Activity: Your answer should be the data below, reproduced with nothing changed.

--- START ---

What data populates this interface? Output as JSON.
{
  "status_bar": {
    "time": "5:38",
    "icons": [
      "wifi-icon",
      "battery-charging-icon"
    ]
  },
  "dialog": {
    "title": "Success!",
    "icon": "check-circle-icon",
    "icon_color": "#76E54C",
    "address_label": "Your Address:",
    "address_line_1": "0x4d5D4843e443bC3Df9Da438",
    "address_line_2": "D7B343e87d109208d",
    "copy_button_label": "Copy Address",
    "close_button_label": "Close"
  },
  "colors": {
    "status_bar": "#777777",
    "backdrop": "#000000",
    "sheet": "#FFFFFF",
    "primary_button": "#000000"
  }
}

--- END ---

Your response:
What data populates this interface? Output as JSON.
{
  "status_bar": {
    "time": "5:38",
    "icons": [
      "wifi-icon",
      "battery-charging-icon"
    ]
  },
  "dialog": {
    "title": "Success!",
    "icon": "check-circle-icon",
    "icon_color": "#76E54C",
    "address_label": "Your Address:",
    "address_line_1": "0x4d5D4843e443bC3Df9Da438",
    "address_line_2": "D7B343e87d109208d",
    "copy_button_label": "Copy Address",
    "close_button_label": "Close"
  },
  "colors": {
    "status_bar": "#777777",
    "backdrop": "#000000",
    "sheet": "#FFFFFF",
    "primary_button": "#000000"
  }
}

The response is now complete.